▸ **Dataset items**
BEGIN

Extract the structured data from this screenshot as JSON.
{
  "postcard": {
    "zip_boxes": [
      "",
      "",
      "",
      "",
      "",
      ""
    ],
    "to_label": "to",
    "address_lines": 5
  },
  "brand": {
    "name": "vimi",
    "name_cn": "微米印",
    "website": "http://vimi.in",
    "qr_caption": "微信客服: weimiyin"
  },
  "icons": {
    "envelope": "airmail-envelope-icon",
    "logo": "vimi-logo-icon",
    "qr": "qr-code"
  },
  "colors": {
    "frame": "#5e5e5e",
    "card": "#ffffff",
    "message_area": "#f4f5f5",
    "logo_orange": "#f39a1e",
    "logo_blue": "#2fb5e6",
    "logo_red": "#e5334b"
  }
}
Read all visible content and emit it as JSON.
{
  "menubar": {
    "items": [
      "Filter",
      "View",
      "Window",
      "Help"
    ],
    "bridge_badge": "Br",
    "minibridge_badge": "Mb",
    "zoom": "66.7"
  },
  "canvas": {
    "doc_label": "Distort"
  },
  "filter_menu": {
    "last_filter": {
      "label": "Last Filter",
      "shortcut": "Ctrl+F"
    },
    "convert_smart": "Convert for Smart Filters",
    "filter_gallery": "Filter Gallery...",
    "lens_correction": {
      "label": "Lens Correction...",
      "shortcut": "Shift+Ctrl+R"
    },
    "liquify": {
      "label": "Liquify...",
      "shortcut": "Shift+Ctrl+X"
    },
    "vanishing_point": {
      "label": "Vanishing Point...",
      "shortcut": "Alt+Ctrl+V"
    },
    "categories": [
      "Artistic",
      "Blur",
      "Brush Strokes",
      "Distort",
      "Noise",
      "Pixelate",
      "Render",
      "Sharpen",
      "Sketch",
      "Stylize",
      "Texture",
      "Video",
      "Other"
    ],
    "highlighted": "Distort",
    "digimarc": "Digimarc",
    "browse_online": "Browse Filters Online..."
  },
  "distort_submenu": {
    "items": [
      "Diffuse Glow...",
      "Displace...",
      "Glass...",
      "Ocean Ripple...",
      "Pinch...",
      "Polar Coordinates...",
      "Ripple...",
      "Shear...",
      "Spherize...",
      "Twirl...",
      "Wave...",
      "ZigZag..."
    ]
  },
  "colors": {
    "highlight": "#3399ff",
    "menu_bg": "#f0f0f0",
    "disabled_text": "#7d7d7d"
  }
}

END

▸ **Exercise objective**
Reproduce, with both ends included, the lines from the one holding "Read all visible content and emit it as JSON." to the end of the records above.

▸ **The answer**
Read all visible content and emit it as JSON.
{
  "menubar": {
    "items": [
      "Filter",
      "View",
      "Window",
      "Help"
    ],
    "bridge_badge": "Br",
    "minibridge_badge": "Mb",
    "zoom": "66.7"
  },
  "canvas": {
    "doc_label": "Distort"
  },
  "filter_menu": {
    "last_filter": {
      "label": "Last Filter",
      "shortcut": "Ctrl+F"
    },
    "convert_smart": "Convert for Smart Filters",
    "filter_gallery": "Filter Gallery...",
    "lens_correction": {
      "label": "Lens Correction...",
      "shortcut": "Shift+Ctrl+R"
    },
    "liquify": {
      "label": "Liquify...",
      "shortcut": "Shift+Ctrl+X"
    },
    "vanishing_point": {
      "label": "Vanishing Point...",
      "shortcut": "Alt+Ctrl+V"
    },
    "categories": [
      "Artistic",
      "Blur",
      "Brush Strokes",
      "Distort",
      "Noise",
      "Pixelate",
      "Render",
      "Sharpen",
      "Sketch",
      "Stylize",
      "Texture",
      "Video",
      "Other"
    ],
    "highlighted": "Distort",
    "digimarc": "Digimarc",
    "browse_online": "Browse Filters Online..."
  },
  "distort_submenu": {
    "items": [
      "Diffuse Glow...",
      "Displace...",
      "Glass...",
      "Ocean Ripple...",
      "Pinch...",
      "Polar Coordinates...",
      "Ripple...",
      "Shear...",
      "Spherize...",
      "Twirl...",
      "Wave...",
      "ZigZag..."
    ]
  },
  "colors": {
    "highlight": "#3399ff",
    "menu_bg": "#f0f0f0",
    "disabled_text": "#7d7d7d"
  }
}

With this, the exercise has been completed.